At last I had the chance to write a novel which turned out finer than I expected. Going back to it now I see it’s less than that in a couple of places, but the story remains, as Balzac said, true.
First edition. The Hunters was Salter’s debut novel, and it made his reputation. But he confesses “I never liked the title. The title while I was writing the book was, A Patron of Tokoshi’s (being the brothel in Tokyo). That was what I saw as being his trace in the world.” Going through the pages, he seemed to like the novel even less: “My God—all so stiff,” he writes, before making it through the second paragraph. “I would never use these words now,” referring to “numb lethargy” and “full animation.” A few pages on (p.5) he writes “This needs rewriting. In fact I did rewrite it in a later edition, but still not good.” “Overwritten” he pens alongside a long paragraph. “Too high flown,” in another spot, “sounds cliché now,” in a third. Things get downright sarcastic when he reads his younger self writing: “the compulsion to press close to death…” “Pressing close to pulp fiction is more like it,” he says now. Things start to get better at chapter 4: “Finally the book begins telling itself,” he writes. A little further on, “Better level of description here—a relief.” But his younger self keeps embarrassing him: “I can’t think how I didn’t see this as earnest and juvenile in the extreme when I wrote it,” he says on p.119. Near the end he simply starts crossing out entire sections and rewriting them (p. 203). Painful as it may have been for Mr Salter, his annotations open up the interesting question about the evolution of a writer’s talent. What attitude should the mature artist take towards his earlier work? Go back and rewrite it, or simply regard it as the product of a different, no longer existing self?

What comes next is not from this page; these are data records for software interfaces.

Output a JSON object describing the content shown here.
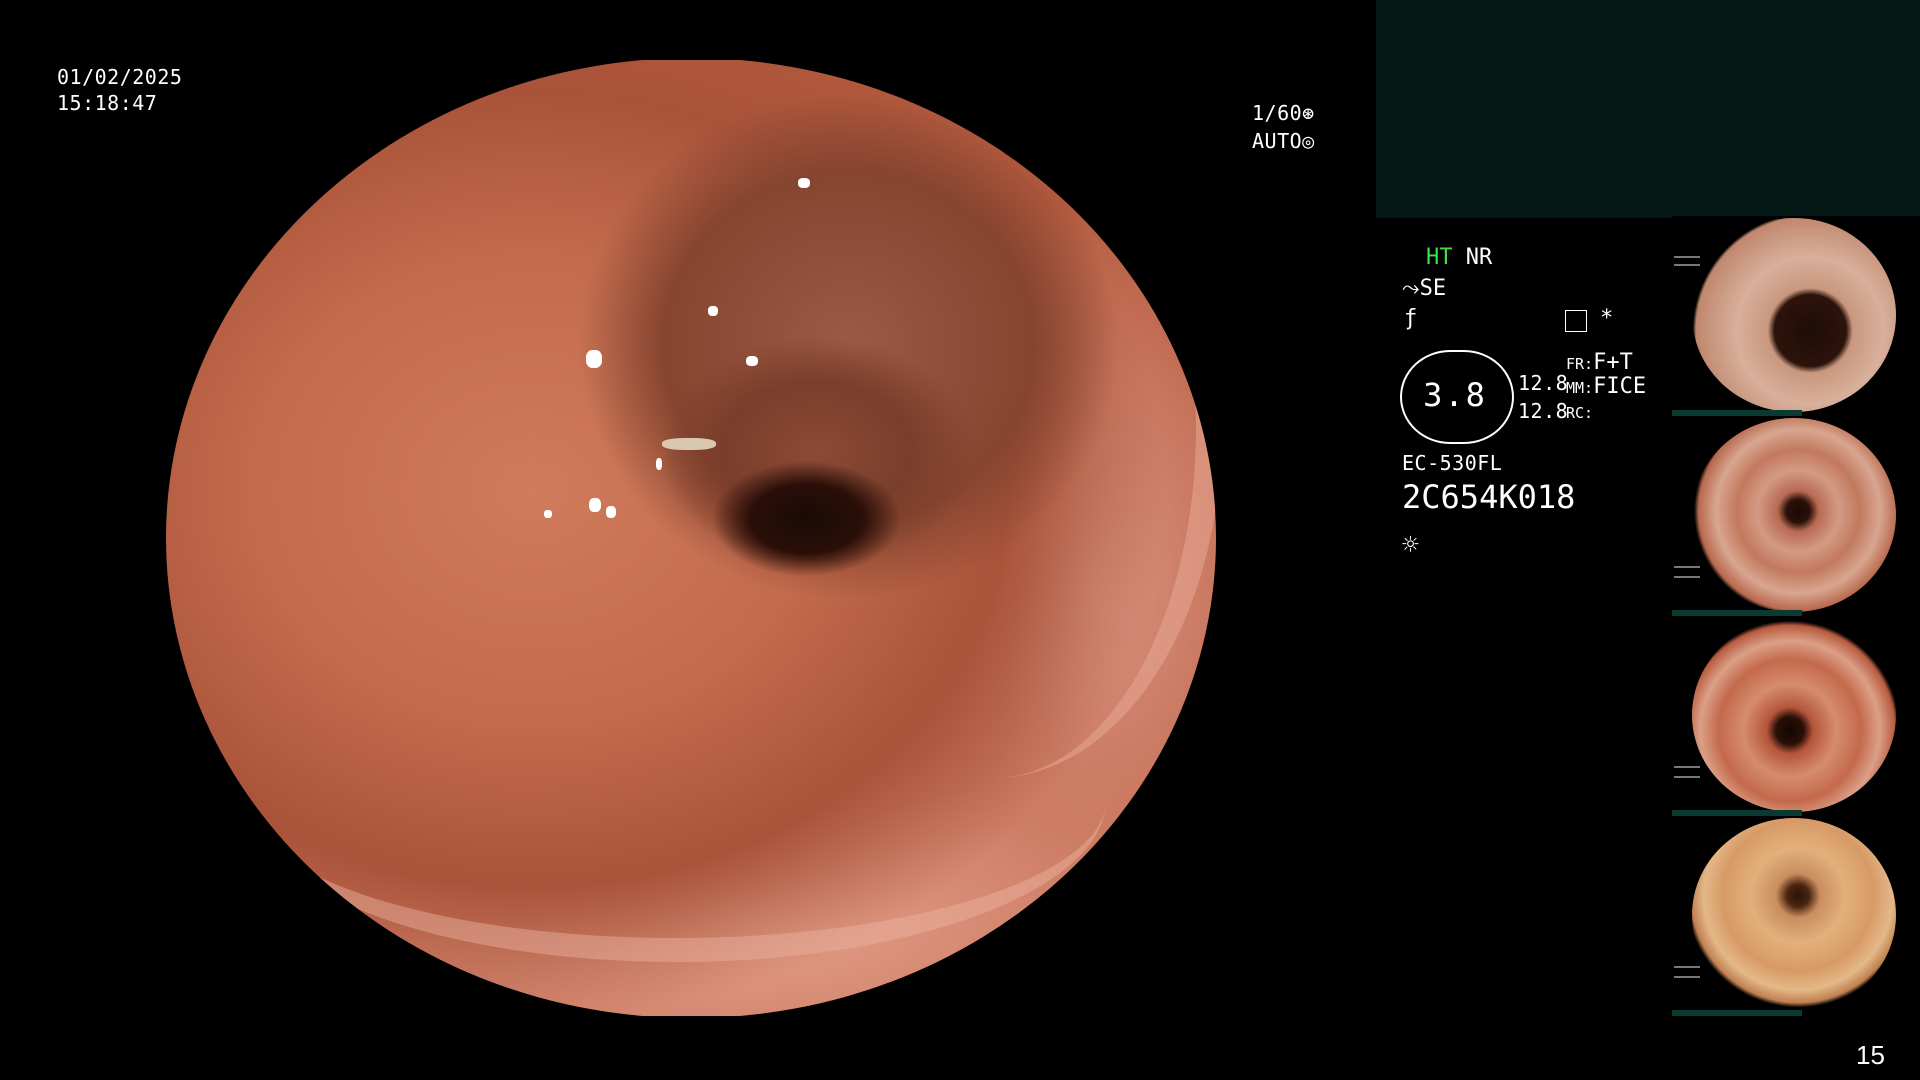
{
  "overlay": {
    "date": "01/02/2025",
    "time": "15:18:47",
    "shutter": "1/60",
    "exposure_mode": "AUTO"
  },
  "settings": {
    "ht_label": "HT",
    "nr_label": "NR",
    "se_label": "SE",
    "magnification": "3.8",
    "value_1": "12.8",
    "value_2": "12.8",
    "fr_label": "FR:",
    "fr_value": "F+T",
    "mm_label": "MM:",
    "mm_value": "FICE",
    "rc_label": "RC:",
    "scope_model": "EC-530FL",
    "serial": "2C654K018",
    "asterisk": "*"
  },
  "thumbnails": {
    "count": 4
  },
  "page_number": "15",
  "colors": {
    "accent_green": "#3fe04a",
    "panel": "#041815"
  },
  "icons": [
    "shutter-icon",
    "auto-exposure-icon",
    "se-icon",
    "structure-icon",
    "memory-icon",
    "brightness-icon"
  ]
}
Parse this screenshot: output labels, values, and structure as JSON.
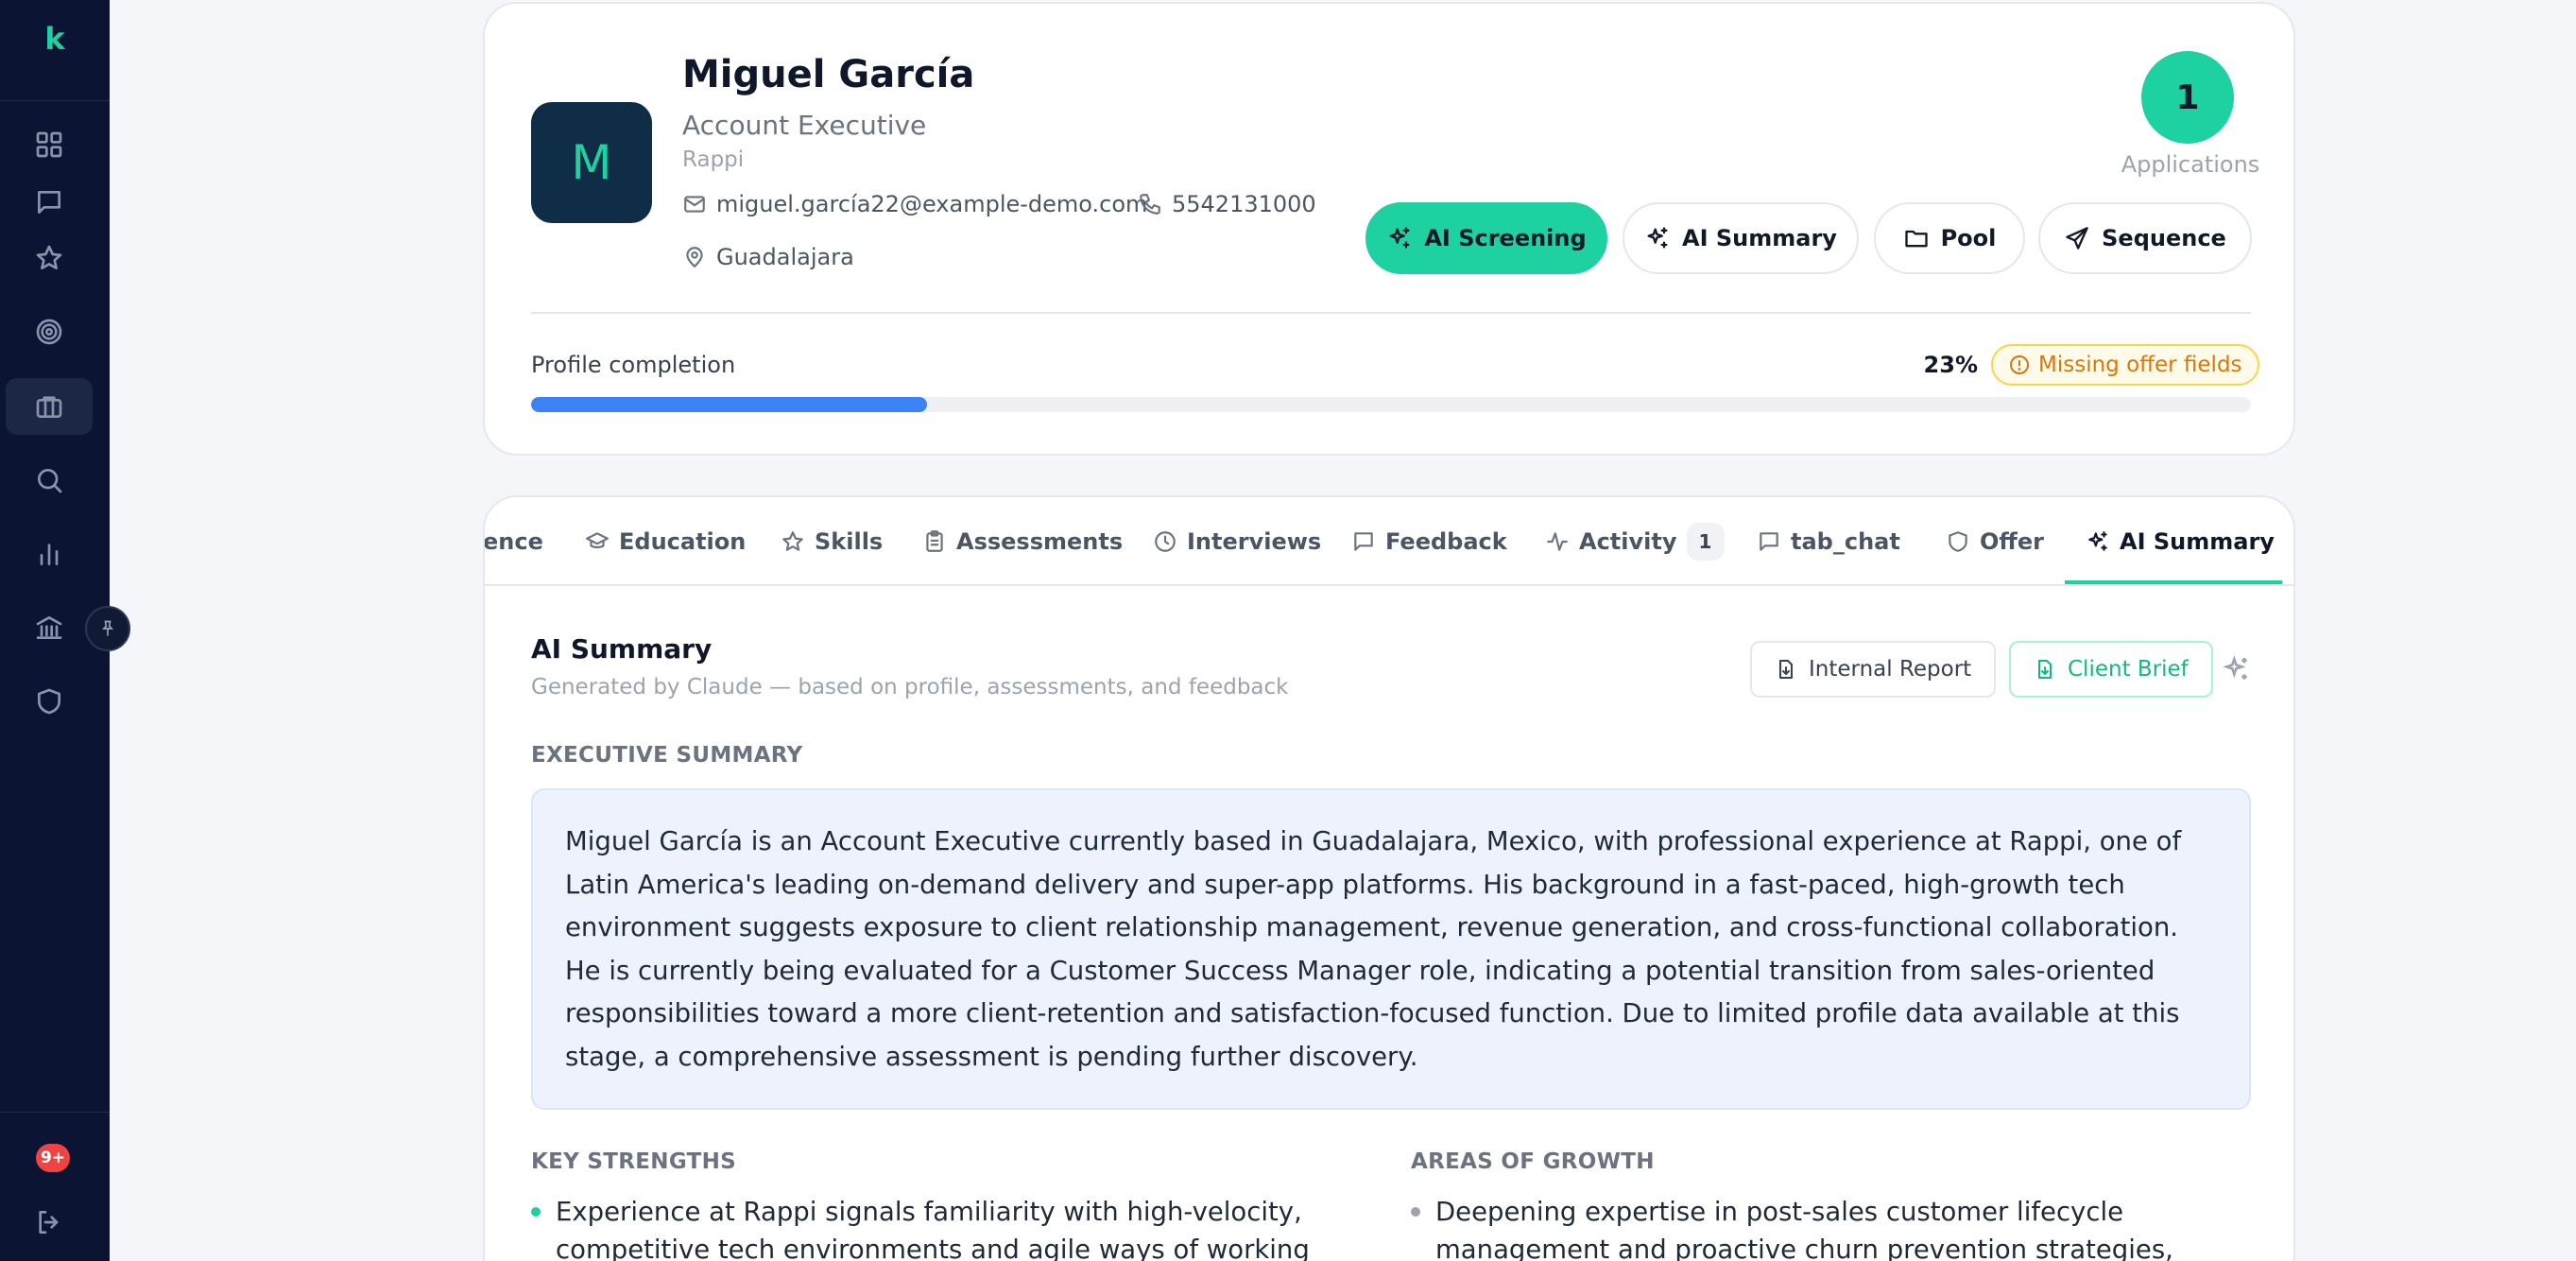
{
  "sidebar": {
    "logo": "k",
    "notification_badge": "9+",
    "items": [
      {
        "icon": "grid-icon"
      },
      {
        "icon": "chat-icon"
      },
      {
        "icon": "star-icon"
      },
      {
        "icon": "target-icon"
      },
      {
        "icon": "briefcase-icon",
        "active": true
      },
      {
        "icon": "search-icon"
      },
      {
        "icon": "bar-chart-icon"
      },
      {
        "icon": "bank-icon"
      },
      {
        "icon": "shield-icon"
      }
    ]
  },
  "candidate": {
    "initial": "M",
    "name": "Miguel García",
    "role": "Account Executive",
    "company": "Rappi",
    "email": "miguel.garcía22@example-demo.com",
    "phone": "5542131000",
    "location": "Guadalajara",
    "applications_count": "1",
    "applications_label": "Applications"
  },
  "actions": {
    "ai_screening": "AI Screening",
    "ai_summary": "AI Summary",
    "pool": "Pool",
    "sequence": "Sequence"
  },
  "profile_completion": {
    "label": "Profile completion",
    "percent_text": "23%",
    "percent": 23,
    "badge": "Missing offer fields"
  },
  "tabs": [
    {
      "label": "ence"
    },
    {
      "label": "Education"
    },
    {
      "label": "Skills"
    },
    {
      "label": "Assessments"
    },
    {
      "label": "Interviews"
    },
    {
      "label": "Feedback"
    },
    {
      "label": "Activity",
      "count": "1"
    },
    {
      "label": "tab_chat"
    },
    {
      "label": "Offer"
    },
    {
      "label": "AI Summary",
      "active": true
    }
  ],
  "ai_summary": {
    "title": "AI Summary",
    "subtitle": "Generated by Claude — based on profile, assessments, and feedback",
    "internal_report": "Internal Report",
    "client_brief": "Client Brief",
    "executive_summary_label": "EXECUTIVE SUMMARY",
    "executive_summary": "Miguel García is an Account Executive currently based in Guadalajara, Mexico, with professional experience at Rappi, one of Latin America's leading on-demand delivery and super-app platforms. His background in a fast-paced, high-growth tech environment suggests exposure to client relationship management, revenue generation, and cross-functional collaboration. He is currently being evaluated for a Customer Success Manager role, indicating a potential transition from sales-oriented responsibilities toward a more client-retention and satisfaction-focused function. Due to limited profile data available at this stage, a comprehensive assessment is pending further discovery.",
    "key_strengths_label": "KEY STRENGTHS",
    "key_strengths": [
      "Experience at Rappi signals familiarity with high-velocity, competitive tech environments and agile ways of working"
    ],
    "areas_of_growth_label": "AREAS OF GROWTH",
    "areas_of_growth": [
      "Deepening expertise in post-sales customer lifecycle management and proactive churn prevention strategies, which"
    ]
  },
  "colors": {
    "accent": "#1dd1a1",
    "sidebar_bg": "#0b1533",
    "progress": "#3b82f6",
    "warning": "#d97706"
  }
}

SALTER, James (b. 1925). The Hunters. New York: Harper & Brothers, 1956. 8o. Original black cloth; dust jacket. In a red cloth, clamshell box. With typed letter signed and 4 pages of annotated clippings.